Freeland, mom bond over baseball

DENVER -- Rockies rookie left-handed pitcher Kyle Freeland isn't scheduled for his next start until Tuesday, which means he can celebrate two occasions Sunday: Mother's Day with his mom, Susan, and his 24th birthday.

And he'll do both in his hometown.

Freeland has had quite a few special occasions at home. The Denver native and Thomas Jefferson High School graduate received the honor of making his Major League debut -- in the home opener in front of the entire family on April 7. Freeland pitched out of first-inning trouble and held the Dodgers to one run and four hits in six innings of the Rockies' 2-1 victory.

Freeland's poise wowed his mother, as it always does. Susan played softball growing up.

"I do not have his calm demeanor," said Susan Freeland, who works as secretary at Holm Elementary School in southeast Denver. "They put me in once to pitch, and I was a nervous wreck. I don't know how he does that."

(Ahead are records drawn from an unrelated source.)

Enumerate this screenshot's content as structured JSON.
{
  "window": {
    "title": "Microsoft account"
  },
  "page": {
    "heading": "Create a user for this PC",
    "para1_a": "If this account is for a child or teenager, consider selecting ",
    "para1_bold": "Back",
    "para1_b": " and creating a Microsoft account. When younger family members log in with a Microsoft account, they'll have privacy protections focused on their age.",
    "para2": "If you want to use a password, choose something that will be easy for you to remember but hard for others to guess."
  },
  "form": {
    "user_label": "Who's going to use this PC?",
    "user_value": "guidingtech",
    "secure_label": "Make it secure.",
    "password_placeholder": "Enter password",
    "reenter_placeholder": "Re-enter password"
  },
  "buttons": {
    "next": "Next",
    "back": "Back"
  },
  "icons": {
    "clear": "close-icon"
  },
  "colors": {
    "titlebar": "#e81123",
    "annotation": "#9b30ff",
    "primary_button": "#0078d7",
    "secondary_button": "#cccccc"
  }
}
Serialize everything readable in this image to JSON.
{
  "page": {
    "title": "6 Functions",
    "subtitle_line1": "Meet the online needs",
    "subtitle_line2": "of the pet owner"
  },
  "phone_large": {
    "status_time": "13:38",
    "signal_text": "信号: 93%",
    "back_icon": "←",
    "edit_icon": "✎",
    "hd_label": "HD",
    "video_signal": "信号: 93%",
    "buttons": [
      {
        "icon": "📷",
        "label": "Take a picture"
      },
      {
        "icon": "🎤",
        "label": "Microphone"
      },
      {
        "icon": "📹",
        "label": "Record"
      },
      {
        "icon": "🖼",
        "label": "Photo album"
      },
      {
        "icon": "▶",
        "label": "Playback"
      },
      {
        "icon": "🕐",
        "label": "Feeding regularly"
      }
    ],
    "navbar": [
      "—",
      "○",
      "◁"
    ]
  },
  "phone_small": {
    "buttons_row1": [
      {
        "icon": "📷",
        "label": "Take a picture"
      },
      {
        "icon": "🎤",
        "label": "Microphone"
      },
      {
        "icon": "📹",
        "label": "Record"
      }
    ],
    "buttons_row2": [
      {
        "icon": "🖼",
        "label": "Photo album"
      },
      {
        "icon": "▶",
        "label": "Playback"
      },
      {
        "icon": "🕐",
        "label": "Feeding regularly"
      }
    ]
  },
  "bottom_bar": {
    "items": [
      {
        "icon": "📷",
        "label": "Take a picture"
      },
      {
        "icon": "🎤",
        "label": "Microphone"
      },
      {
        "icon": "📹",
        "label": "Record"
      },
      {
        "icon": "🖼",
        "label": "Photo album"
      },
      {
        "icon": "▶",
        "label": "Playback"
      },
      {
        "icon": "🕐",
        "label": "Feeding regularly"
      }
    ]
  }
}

As a youngster, he said, "I would try to think of myself as certain pitchers, like Jeff Francis … Aaron Cook, Ubaldo Jimenez, Jorge De La Rosa." His mom saw that, especially when they would run home from lunch from the elementary school and play catch.

"When you think about baseball, you think of dad and kid, but she was behind the scenes, doing a lot of work," Freeland said. "She'd be in the backyard with me when I was little and dad was at work and she'd be home for lunch. She's be throwing balls in the backyard and I'd be saying, 'One more.'"

Freeland K's six in MLB debut

Now he was pitching -- as himself, not imitating one of his idols -- right there at Coors. It would have been nice if he could have seen his mom's face during the home opener.

"I really wasn't able to see them," he said. "We had a pretty packed house that day, but I knew what section they were in. I'd kind of glance up every once in a while and try to pick them up. But I could feel that they were there."

His mother was right there with him.

When Freeland began consistently hitting the strike zone, meaning he had settled in, she calmed somewhat but couldn't quite relax. She had a good enough time to answer texts from folks who saw her face on television and she enjoyed the company among the family. It wasn't until Freeland left the game, though, that she truly relaxed.

"We always joked about your first time up there, just expect that it's going to get blown apart -- expect the worst because you're out there and the nerves are going to get you," she said. "It was wonderful to see how he held it together. I have no idea how he can do that, but he enjoyed it and we definitely enjoyed it."

Thomas Harding has covered the Rockies since 2000, and for MLB.com since 2002. Follow him on Twitter @harding_at_mlb, and like his Facebook page. This story was not subject to the approval of Major League Baseball or its clubs.